-- GIVEN DATA follows --
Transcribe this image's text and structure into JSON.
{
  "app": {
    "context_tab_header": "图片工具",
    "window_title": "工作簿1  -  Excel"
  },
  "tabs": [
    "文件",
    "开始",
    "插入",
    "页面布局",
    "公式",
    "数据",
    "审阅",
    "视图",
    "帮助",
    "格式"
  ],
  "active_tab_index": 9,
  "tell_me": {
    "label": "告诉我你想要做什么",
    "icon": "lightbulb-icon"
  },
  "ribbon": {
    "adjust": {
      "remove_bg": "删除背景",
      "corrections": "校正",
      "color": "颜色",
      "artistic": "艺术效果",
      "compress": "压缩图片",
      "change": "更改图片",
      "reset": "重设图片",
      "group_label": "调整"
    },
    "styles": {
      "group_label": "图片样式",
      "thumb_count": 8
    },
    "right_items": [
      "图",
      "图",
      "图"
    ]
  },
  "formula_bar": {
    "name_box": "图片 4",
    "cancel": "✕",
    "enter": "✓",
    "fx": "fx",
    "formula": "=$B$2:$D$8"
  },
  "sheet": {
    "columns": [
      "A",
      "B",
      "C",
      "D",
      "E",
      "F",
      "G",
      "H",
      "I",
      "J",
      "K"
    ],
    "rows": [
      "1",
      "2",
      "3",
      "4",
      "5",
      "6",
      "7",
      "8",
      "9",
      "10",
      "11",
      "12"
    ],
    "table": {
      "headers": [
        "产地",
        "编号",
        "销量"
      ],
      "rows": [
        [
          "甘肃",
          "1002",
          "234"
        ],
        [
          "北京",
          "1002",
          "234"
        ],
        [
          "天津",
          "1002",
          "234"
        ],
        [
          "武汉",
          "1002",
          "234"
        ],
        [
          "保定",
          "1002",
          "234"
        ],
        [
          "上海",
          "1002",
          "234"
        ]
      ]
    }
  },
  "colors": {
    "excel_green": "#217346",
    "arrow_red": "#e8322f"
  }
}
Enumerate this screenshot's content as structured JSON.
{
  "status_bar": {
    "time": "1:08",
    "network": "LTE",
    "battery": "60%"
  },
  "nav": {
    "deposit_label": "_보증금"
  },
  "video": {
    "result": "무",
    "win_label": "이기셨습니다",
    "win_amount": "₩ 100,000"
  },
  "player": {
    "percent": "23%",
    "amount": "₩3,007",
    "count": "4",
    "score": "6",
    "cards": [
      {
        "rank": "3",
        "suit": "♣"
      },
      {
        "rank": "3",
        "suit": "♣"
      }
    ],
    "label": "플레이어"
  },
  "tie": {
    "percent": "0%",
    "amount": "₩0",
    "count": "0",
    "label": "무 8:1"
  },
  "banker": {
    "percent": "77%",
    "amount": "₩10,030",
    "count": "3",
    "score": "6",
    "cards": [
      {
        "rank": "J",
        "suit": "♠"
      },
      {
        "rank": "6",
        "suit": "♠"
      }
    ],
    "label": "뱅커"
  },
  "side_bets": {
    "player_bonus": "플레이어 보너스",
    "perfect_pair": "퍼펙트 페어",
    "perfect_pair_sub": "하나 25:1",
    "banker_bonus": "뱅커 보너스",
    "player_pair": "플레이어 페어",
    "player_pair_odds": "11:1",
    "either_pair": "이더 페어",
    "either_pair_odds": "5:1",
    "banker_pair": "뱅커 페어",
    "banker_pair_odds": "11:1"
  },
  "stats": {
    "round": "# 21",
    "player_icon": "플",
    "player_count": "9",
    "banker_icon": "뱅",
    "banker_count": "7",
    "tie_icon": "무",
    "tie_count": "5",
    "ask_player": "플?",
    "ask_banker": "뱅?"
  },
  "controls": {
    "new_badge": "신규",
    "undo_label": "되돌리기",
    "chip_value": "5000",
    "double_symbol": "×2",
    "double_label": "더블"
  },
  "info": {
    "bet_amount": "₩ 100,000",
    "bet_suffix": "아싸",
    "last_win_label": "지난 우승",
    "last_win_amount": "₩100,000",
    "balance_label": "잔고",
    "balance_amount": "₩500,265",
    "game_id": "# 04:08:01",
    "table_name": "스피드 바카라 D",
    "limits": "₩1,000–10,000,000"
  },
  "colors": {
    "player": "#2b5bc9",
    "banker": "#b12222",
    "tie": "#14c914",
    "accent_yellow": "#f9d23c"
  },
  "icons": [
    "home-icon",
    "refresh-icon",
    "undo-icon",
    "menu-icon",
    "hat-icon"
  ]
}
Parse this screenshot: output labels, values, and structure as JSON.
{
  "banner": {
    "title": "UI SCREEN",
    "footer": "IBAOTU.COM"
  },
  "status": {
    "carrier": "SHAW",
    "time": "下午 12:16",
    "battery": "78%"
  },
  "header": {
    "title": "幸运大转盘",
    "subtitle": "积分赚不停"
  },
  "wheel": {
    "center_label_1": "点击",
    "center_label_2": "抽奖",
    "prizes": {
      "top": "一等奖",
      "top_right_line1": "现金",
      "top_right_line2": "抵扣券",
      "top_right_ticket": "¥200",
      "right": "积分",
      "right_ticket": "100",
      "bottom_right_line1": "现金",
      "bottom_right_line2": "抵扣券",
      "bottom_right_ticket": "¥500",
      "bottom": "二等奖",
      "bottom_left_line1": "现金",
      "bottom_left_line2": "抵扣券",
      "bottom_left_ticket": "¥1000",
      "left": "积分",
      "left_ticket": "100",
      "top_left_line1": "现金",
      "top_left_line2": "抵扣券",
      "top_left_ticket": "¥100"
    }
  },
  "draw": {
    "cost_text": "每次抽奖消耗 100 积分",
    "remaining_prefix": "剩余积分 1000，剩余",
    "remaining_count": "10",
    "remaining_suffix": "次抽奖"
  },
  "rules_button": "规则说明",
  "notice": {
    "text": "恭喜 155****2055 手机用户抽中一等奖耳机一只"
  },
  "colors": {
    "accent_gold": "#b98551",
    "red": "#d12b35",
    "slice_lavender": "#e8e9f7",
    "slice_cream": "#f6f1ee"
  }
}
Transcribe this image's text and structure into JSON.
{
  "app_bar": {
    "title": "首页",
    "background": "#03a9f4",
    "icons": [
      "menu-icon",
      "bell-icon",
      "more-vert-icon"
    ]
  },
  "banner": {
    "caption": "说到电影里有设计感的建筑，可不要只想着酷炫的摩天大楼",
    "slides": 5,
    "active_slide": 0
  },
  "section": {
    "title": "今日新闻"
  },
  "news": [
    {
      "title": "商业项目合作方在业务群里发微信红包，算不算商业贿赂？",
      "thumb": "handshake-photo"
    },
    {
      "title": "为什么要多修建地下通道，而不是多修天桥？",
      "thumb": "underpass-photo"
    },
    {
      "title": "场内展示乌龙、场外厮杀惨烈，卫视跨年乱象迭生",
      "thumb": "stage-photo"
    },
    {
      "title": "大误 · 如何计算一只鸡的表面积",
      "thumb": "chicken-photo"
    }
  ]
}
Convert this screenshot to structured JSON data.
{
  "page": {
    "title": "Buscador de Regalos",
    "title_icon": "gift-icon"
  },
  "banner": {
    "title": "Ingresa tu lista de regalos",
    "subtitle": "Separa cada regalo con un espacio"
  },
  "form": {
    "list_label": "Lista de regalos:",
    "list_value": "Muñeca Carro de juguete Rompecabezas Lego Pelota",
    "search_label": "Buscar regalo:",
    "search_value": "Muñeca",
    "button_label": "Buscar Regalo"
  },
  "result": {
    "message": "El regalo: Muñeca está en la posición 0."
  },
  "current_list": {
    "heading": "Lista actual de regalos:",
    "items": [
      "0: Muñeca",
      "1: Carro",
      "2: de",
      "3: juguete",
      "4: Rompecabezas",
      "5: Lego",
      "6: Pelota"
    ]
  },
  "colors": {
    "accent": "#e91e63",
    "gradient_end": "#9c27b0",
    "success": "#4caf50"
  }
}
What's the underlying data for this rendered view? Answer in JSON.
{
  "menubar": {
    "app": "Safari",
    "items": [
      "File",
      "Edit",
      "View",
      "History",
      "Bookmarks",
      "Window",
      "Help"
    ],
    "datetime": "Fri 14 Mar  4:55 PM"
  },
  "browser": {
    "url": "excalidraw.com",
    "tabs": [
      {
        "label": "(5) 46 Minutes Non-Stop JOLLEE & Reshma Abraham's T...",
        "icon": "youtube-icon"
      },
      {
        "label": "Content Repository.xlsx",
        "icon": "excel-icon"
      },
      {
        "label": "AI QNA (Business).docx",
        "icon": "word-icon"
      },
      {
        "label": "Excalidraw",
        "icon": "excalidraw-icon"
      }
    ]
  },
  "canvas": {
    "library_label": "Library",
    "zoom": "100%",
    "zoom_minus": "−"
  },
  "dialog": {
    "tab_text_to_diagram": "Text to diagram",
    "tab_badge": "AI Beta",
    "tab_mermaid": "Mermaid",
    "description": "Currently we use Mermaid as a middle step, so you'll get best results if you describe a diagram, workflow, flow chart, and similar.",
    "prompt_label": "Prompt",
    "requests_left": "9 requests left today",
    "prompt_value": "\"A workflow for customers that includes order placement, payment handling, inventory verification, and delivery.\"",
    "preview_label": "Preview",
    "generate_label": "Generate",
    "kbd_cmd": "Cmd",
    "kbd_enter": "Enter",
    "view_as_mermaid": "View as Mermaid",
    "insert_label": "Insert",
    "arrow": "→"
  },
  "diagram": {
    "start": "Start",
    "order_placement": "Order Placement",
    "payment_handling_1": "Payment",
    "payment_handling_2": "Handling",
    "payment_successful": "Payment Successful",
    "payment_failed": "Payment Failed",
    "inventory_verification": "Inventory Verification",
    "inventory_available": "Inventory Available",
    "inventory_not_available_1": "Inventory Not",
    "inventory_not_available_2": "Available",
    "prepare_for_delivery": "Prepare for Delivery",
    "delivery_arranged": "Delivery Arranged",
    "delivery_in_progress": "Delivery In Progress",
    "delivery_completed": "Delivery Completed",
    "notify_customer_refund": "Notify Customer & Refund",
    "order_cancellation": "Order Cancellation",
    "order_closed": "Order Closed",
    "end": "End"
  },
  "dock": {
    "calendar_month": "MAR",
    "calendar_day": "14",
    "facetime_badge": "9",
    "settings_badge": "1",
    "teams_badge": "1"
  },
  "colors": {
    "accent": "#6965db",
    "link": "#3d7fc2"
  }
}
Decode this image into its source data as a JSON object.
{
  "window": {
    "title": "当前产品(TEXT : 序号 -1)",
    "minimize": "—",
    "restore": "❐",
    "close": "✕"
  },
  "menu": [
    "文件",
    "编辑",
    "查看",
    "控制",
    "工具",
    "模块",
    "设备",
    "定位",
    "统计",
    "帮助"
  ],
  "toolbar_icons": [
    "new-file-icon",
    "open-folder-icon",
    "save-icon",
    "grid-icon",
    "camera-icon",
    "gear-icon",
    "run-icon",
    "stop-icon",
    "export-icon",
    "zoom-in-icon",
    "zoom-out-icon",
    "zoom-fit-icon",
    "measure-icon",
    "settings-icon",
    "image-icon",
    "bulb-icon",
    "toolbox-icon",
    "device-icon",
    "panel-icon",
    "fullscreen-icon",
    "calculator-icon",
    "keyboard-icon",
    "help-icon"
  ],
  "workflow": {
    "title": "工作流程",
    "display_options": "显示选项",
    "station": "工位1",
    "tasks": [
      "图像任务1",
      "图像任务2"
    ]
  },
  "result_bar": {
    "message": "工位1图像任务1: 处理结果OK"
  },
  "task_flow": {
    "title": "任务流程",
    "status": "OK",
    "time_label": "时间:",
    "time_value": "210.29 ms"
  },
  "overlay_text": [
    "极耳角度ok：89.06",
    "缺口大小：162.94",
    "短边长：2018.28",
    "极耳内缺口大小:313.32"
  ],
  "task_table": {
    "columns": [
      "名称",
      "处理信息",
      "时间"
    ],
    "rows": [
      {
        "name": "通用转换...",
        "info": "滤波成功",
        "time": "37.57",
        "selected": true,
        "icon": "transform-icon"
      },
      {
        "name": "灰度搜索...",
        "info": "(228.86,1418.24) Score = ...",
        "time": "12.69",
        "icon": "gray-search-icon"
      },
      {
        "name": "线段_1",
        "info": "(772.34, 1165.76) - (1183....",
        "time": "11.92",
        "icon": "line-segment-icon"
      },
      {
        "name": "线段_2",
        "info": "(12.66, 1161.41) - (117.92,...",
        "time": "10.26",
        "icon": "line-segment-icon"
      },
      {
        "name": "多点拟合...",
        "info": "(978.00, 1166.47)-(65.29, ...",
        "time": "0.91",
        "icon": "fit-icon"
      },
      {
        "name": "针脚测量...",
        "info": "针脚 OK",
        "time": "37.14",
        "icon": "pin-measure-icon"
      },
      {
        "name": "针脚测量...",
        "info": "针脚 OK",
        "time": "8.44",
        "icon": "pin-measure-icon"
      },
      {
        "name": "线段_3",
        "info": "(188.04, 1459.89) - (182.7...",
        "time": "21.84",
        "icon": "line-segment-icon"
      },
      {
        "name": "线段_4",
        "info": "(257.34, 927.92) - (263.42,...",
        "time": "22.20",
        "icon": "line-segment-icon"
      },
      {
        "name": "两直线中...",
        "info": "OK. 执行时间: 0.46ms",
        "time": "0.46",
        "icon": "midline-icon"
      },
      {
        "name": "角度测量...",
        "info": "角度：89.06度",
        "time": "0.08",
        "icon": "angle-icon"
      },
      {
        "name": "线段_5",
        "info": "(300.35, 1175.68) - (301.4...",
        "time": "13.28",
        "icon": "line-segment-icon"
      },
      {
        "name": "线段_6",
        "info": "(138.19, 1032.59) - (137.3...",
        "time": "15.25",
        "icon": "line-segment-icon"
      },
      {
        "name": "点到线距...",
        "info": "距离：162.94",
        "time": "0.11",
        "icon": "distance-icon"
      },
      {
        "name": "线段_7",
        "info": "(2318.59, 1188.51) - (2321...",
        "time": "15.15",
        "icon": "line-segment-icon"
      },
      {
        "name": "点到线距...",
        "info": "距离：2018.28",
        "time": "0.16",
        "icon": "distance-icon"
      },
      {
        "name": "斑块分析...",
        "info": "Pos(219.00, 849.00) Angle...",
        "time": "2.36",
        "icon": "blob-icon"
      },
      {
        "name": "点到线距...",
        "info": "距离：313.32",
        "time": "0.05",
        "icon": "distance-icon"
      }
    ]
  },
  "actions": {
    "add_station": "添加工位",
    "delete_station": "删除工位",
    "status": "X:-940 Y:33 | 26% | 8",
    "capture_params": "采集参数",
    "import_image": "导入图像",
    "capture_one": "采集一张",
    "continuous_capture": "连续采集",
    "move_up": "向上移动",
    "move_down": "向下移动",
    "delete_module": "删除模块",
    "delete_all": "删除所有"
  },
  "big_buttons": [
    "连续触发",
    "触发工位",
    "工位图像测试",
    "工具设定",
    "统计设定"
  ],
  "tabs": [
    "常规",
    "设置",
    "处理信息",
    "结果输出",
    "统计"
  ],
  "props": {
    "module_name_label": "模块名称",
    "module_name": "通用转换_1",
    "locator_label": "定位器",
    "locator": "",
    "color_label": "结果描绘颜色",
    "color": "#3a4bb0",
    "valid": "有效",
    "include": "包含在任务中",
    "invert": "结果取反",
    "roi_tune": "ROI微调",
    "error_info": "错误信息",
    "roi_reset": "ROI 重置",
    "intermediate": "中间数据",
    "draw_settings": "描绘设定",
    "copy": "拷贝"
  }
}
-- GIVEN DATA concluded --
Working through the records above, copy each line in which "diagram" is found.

* [ANSWER FOR THIS EXERCISE]
    "tab_text_to_diagram": "Text to diagram",
    "description": "Currently we use Mermaid as a middle step, so you'll get best results if you describe a diagram, workflow, flow chart, and similar.",
  "diagram": {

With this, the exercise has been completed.